TASK REQUIREMENTS: The records below are to be quoted in full; please keep every word exact.

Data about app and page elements
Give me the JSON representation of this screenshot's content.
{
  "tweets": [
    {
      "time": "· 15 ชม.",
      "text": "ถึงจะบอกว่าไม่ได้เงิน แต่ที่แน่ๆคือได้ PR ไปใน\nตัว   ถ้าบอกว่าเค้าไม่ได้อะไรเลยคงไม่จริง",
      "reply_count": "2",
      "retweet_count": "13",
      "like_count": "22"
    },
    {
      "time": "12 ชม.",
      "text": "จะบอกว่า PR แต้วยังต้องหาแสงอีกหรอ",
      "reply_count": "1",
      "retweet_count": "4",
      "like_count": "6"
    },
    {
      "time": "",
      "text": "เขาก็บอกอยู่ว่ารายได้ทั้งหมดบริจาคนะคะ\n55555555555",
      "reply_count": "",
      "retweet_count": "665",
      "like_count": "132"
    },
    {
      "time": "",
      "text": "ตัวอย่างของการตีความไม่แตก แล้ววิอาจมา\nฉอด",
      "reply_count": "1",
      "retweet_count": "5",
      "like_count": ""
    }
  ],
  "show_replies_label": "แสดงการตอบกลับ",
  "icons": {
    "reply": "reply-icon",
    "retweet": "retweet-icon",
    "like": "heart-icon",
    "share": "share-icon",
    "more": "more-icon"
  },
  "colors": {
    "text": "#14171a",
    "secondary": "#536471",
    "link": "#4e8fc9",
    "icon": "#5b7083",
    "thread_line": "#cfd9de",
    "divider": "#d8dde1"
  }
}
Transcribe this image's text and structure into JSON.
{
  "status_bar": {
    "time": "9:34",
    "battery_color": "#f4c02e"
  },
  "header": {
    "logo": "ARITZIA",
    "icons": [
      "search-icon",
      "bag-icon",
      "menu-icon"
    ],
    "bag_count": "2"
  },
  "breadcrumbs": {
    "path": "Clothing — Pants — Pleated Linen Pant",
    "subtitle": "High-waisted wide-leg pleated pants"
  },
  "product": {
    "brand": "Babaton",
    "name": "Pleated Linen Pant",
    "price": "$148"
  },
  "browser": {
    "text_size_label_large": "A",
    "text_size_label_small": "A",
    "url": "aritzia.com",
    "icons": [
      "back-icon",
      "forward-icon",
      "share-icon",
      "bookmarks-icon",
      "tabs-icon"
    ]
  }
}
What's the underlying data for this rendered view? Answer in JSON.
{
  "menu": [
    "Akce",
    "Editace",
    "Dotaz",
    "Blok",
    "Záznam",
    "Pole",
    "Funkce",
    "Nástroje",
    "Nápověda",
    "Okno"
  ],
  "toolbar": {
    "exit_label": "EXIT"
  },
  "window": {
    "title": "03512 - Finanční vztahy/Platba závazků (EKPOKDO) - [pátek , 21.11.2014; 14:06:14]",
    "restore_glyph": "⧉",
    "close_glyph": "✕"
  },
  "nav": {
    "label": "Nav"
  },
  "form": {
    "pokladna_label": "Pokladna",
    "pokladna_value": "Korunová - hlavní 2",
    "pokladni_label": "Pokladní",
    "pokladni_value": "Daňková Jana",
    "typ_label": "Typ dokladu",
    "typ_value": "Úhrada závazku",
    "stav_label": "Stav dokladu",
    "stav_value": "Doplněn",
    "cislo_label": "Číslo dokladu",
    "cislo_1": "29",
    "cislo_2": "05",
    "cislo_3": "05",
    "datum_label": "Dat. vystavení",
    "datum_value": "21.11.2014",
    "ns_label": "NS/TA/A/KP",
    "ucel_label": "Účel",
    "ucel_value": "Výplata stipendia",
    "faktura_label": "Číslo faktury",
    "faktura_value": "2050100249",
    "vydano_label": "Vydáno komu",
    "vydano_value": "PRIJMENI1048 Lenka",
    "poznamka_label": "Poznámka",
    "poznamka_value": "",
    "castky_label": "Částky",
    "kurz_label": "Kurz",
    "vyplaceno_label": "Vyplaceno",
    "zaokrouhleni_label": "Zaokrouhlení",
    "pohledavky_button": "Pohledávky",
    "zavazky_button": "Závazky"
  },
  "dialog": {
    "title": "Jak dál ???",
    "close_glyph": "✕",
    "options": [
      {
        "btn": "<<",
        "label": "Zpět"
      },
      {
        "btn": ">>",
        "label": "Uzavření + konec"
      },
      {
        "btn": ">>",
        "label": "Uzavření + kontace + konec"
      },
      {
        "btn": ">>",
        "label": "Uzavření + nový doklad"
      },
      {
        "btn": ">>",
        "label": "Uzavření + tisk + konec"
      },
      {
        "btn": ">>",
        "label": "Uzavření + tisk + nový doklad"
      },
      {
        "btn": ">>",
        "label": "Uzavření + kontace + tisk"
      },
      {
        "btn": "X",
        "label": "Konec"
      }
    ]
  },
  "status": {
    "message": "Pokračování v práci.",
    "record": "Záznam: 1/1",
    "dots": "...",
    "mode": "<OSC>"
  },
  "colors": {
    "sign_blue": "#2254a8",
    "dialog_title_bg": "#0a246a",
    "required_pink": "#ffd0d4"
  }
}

SOLUTION BELOW:
Give me the JSON representation of this screenshot's content.
{
  "tweets": [
    {
      "time": "· 15 ชม.",
      "text": "ถึงจะบอกว่าไม่ได้เงิน แต่ที่แน่ๆคือได้ PR ไปใน\nตัว   ถ้าบอกว่าเค้าไม่ได้อะไรเลยคงไม่จริง",
      "reply_count": "2",
      "retweet_count": "13",
      "like_count": "22"
    },
    {
      "time": "12 ชม.",
      "text": "จะบอกว่า PR แต้วยังต้องหาแสงอีกหรอ",
      "reply_count": "1",
      "retweet_count": "4",
      "like_count": "6"
    },
    {
      "time": "",
      "text": "เขาก็บอกอยู่ว่ารายได้ทั้งหมดบริจาคนะคะ\n55555555555",
      "reply_count": "",
      "retweet_count": "665",
      "like_count": "132"
    },
    {
      "time": "",
      "text": "ตัวอย่างของการตีความไม่แตก แล้ววิอาจมา\nฉอด",
      "reply_count": "1",
      "retweet_count": "5",
      "like_count": ""
    }
  ],
  "show_replies_label": "แสดงการตอบกลับ",
  "icons": {
    "reply": "reply-icon",
    "retweet": "retweet-icon",
    "like": "heart-icon",
    "share": "share-icon",
    "more": "more-icon"
  },
  "colors": {
    "text": "#14171a",
    "secondary": "#536471",
    "link": "#4e8fc9",
    "icon": "#5b7083",
    "thread_line": "#cfd9de",
    "divider": "#d8dde1"
  }
}
Transcribe this image's text and structure into JSON.
{
  "status_bar": {
    "time": "9:34",
    "battery_color": "#f4c02e"
  },
  "header": {
    "logo": "ARITZIA",
    "icons": [
      "search-icon",
      "bag-icon",
      "menu-icon"
    ],
    "bag_count": "2"
  },
  "breadcrumbs": {
    "path": "Clothing — Pants — Pleated Linen Pant",
    "subtitle": "High-waisted wide-leg pleated pants"
  },
  "product": {
    "brand": "Babaton",
    "name": "Pleated Linen Pant",
    "price": "$148"
  },
  "browser": {
    "text_size_label_large": "A",
    "text_size_label_small": "A",
    "url": "aritzia.com",
    "icons": [
      "back-icon",
      "forward-icon",
      "share-icon",
      "bookmarks-icon",
      "tabs-icon"
    ]
  }
}
What's the underlying data for this rendered view? Answer in JSON.
{
  "menu": [
    "Akce",
    "Editace",
    "Dotaz",
    "Blok",
    "Záznam",
    "Pole",
    "Funkce",
    "Nástroje",
    "Nápověda",
    "Okno"
  ],
  "toolbar": {
    "exit_label": "EXIT"
  },
  "window": {
    "title": "03512 - Finanční vztahy/Platba závazků (EKPOKDO) - [pátek , 21.11.2014; 14:06:14]",
    "restore_glyph": "⧉",
    "close_glyph": "✕"
  },
  "nav": {
    "label": "Nav"
  },
  "form": {
    "pokladna_label": "Pokladna",
    "pokladna_value": "Korunová - hlavní 2",
    "pokladni_label": "Pokladní",
    "pokladni_value": "Daňková Jana",
    "typ_label": "Typ dokladu",
    "typ_value": "Úhrada závazku",
    "stav_label": "Stav dokladu",
    "stav_value": "Doplněn",
    "cislo_label": "Číslo dokladu",
    "cislo_1": "29",
    "cislo_2": "05",
    "cislo_3": "05",
    "datum_label": "Dat. vystavení",
    "datum_value": "21.11.2014",
    "ns_label": "NS/TA/A/KP",
    "ucel_label": "Účel",
    "ucel_value": "Výplata stipendia",
    "faktura_label": "Číslo faktury",
    "faktura_value": "2050100249",
    "vydano_label": "Vydáno komu",
    "vydano_value": "PRIJMENI1048 Lenka",
    "poznamka_label": "Poznámka",
    "poznamka_value": "",
    "castky_label": "Částky",
    "kurz_label": "Kurz",
    "vyplaceno_label": "Vyplaceno",
    "zaokrouhleni_label": "Zaokrouhlení",
    "pohledavky_button": "Pohledávky",
    "zavazky_button": "Závazky"
  },
  "dialog": {
    "title": "Jak dál ???",
    "close_glyph": "✕",
    "options": [
      {
        "btn": "<<",
        "label": "Zpět"
      },
      {
        "btn": ">>",
        "label": "Uzavření + konec"
      },
      {
        "btn": ">>",
        "label": "Uzavření + kontace + konec"
      },
      {
        "btn": ">>",
        "label": "Uzavření + nový doklad"
      },
      {
        "btn": ">>",
        "label": "Uzavření + tisk + konec"
      },
      {
        "btn": ">>",
        "label": "Uzavření + tisk + nový doklad"
      },
      {
        "btn": ">>",
        "label": "Uzavření + kontace + tisk"
      },
      {
        "btn": "X",
        "label": "Konec"
      }
    ]
  },
  "status": {
    "message": "Pokračování v práci.",
    "record": "Záznam: 1/1",
    "dots": "...",
    "mode": "<OSC>"
  },
  "colors": {
    "sign_blue": "#2254a8",
    "dialog_title_bg": "#0a246a",
    "required_pink": "#ffd0d4"
  }
}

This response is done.